Accessible website design

Making your website vision impaired (‘VI’) friendly

Accessible website design is a must. Website designers now have a legal obligation under section 21 of the Disability Discrimination Act to make reasonable adjustments to ensure blind and partially sighted people can access your service. Aside from this, it make sense to ensure that all users can access your product or services.

To meet government accessibility requirements, digital services must:

  1. Meet level AA of the Web Content Accessibility Guidelines (WCAG 2.0) as a minimum.
  2. Work on the most used assistive technologies – including screen magnifiers, screen readers and speech recognition tools.
  3. Include people with disabilities in user research.
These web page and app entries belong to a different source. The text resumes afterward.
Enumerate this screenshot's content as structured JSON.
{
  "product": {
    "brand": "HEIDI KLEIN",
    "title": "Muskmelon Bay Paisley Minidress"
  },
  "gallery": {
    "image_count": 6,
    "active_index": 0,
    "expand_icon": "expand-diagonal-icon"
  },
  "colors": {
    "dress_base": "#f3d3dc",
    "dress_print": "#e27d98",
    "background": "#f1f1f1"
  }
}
Making websites V.I. friendly is not straightforward and the reason is not the technology. Vision impairment is an incredibly broad condition meaning that those living with sight loss will access websites in a variety of ways.
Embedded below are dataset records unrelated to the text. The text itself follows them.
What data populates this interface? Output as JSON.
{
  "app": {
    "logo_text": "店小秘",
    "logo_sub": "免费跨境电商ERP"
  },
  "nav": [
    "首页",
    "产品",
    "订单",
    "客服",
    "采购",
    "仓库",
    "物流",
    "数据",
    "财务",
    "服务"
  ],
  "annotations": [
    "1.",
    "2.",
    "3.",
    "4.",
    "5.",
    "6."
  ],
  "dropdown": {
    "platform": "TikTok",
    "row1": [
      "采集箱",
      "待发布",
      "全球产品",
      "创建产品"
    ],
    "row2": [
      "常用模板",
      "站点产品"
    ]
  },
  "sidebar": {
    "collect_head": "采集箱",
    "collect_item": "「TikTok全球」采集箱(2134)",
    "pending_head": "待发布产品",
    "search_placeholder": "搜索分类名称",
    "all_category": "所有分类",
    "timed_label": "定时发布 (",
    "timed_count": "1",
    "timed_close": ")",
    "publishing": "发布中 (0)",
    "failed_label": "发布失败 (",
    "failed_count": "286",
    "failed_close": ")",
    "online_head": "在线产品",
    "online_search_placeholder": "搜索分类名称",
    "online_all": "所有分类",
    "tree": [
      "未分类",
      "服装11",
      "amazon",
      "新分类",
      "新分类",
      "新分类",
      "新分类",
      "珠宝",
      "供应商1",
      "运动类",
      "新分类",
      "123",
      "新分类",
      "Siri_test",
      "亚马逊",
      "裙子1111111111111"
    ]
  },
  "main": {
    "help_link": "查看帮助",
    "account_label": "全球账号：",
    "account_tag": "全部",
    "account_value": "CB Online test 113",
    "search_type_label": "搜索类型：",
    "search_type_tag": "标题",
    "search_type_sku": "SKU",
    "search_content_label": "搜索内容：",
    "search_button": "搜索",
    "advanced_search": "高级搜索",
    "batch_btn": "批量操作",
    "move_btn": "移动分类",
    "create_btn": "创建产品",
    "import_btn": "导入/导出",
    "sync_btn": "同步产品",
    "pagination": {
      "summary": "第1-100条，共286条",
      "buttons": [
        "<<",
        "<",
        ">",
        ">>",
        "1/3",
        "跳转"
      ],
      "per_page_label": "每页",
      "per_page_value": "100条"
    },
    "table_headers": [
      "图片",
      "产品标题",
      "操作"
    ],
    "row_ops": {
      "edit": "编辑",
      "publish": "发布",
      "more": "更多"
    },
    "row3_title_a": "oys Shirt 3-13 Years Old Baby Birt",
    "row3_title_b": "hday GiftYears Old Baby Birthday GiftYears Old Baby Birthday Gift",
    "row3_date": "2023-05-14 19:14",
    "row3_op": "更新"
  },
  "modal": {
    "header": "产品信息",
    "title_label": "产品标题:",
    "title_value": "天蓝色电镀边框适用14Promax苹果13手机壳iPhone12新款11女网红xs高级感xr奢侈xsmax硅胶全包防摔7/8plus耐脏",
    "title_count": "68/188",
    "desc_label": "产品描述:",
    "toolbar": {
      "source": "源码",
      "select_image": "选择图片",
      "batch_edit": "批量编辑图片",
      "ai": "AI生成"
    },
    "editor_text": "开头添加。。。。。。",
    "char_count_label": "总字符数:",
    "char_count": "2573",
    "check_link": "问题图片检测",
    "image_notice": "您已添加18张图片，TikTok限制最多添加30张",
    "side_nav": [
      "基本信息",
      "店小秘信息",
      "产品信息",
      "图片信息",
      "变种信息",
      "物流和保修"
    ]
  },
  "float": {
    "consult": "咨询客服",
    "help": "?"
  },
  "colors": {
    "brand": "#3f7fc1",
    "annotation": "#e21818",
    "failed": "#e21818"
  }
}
For example, somebody with no useful vision accesses websites using a screen reader. There are several alternatives but the one I use is called JAWS. Blind users are unable to use a mouse. This means that they navigate using key stroke combinations on their keyboard. However, someone with limited vision might use a mouse but require a larger font size or user-friendly colour contrasts.

It is a complicated area and getting advice from disabled users focus groups is an effective way of improving your website.

10 tips for a more accessible site design from the European Blind Union

  1. Provide Alt Text for all images, and alternative content for all other media.
  2. Use eternal CSS for styling and layout and HTML for document structure.
  3. Associate table headers with table cells and use tables only for data. Include a table summary.
  4. Provide a skip links option to let a user skip repetitive content or better still, reduce the number of links on a website.
  5. Do not use flash, frames or tables for layout purposes.
  6. Design for device independence. Do not require a mouse and do not require JavaScript to activate links etc.
  7. Use simple language on your website, and specify the language used. If a user clicks on a link, they need to know what they should expect to find. Things like “click here” or unlabelled action buttons are not good from a VI perspective and should be avoided.
  8. Make sure colours and fonts contrast sufficiently and limit the number of colours you use as the more colours use the more difficult the website is to read.
  9. Do not fix a font size on your website. Use percentages or EMs. the ability to manually adjust the font size is a feature worth enabling.
  10. Use a fluid layout, using percentages or EMs for width.